Former workers felt that they were unable to intervene in the organization of their work, that they were not free in the execution of the tasks, which were not varied, and that they do not identify with them.
As a consequence, they were exhausted emotionally, with a feeling of disbelief and dissatisfied with the job content, what may have led to the exit attitude. It was concluded that the reward for positive feedback at work and the identification with the performed tasks are key influencers of satisfaction, relationship that is mediated by burnout, especially for emotional exhaustion.
Project networks and the local labour market. The implications of foreign film productions for the Croatian audio-visual industry
Institute for Development and International Relations, Croatia
This paper provides a critical analysis of the changes in labour market in Croatian audio-visual industry that are brought about by the foreign film productions and its’ contextualization within local structural factors on the one level and global challenges on the other. The analysis begins by exploring the historical and structural factors (Murdock and Golding, 2016; 766) influencing the local labour market in Croatia’s audio-visual industry; then it goes on to decipher patterns of interactions and power structures created within particular project networks (Jones, 2000) as a result of incoming productions. This is done by presenting data from case study research on foreign film productions in Croatia executed during 2015 - 2016. The case study is underpinned by an exploratory, sequential, mixed-method design (Cresswell, 2009) that combines an analysis of quantitative indicators i.e. fiscal indicators of the Foreign Film Incentive Programme provided by the Croatian Audiovisual Centre and data from the Croatian Bureau of Statistics; and qualitative data based on eleven expert interviews (Bogner, Littig and Menz, 2009) with key stakeholders within audio-visual production in Croatia using the interview guide approach (Patton 2002). The aim of the paper is to provide a background for a more multi-layered discussion on the commodification of labour in media and communication industries in general (Mosco, 2008), and to contribute to our understanding of structural imbalances in the global creative economy.
Where is Social Class in Brazilian Communication Research?
University of São Paulo/ FIAM-FAAM University, Brazil

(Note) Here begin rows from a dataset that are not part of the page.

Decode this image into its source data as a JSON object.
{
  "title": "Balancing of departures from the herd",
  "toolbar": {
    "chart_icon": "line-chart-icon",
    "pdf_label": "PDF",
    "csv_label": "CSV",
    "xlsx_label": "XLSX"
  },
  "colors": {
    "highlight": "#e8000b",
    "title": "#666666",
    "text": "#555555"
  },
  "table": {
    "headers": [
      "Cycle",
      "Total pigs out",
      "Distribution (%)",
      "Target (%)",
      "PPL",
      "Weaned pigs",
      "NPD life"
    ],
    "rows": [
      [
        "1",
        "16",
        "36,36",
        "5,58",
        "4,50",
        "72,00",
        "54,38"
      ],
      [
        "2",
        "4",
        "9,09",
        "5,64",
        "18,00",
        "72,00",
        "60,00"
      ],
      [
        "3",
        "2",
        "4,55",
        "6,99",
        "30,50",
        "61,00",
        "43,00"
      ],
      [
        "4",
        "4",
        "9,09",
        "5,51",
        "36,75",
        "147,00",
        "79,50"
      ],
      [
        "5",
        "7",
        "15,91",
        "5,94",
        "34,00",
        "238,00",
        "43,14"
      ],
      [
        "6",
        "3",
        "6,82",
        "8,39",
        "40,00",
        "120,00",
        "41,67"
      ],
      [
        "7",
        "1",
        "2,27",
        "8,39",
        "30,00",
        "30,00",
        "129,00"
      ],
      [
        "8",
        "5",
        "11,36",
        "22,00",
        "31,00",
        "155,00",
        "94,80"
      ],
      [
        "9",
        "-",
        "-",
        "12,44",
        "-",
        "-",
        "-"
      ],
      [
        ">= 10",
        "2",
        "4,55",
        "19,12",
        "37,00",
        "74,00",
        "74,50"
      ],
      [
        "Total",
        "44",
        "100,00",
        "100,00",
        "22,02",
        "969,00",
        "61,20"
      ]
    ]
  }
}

The papers presents research results on how the concept of social class has been approached in communication research in Brazil. We analyzed 48 congress papers, 42 PhD and Master thesis between 2010 and 2014 that involve social class in communication studies. Then, we conducted a bibliometric analysis, considering the most-cited authors, and we analyze qualitatively how the concepts of social class and communication are studied in these researches, theoretically and epistemologically. That is, what are the meanings of social class in communication studies? What their theoretical approaches? What does this imply for communication studies? Do these researches consider the social subject and the struggles? Is there social ontology? In general, we can observe theoretical and methodological weaknesses with respect to the concepts of social class and communication, often occurring a naturalization of the concept of class. The theoretical meanings of social class are trivialized or shallow, not considering issues of struggles and conflicts, with inequalities transformed into mere differences. There are no Marxist authors among the most cited. What are the implications of the disappearance of struggles and social subjects for communication research? How can we think of a critical theory of communication that thinks of class struggles? We seek, finally, how we can think of class struggles in communication from a Marxist point of view considering the ontology of social being.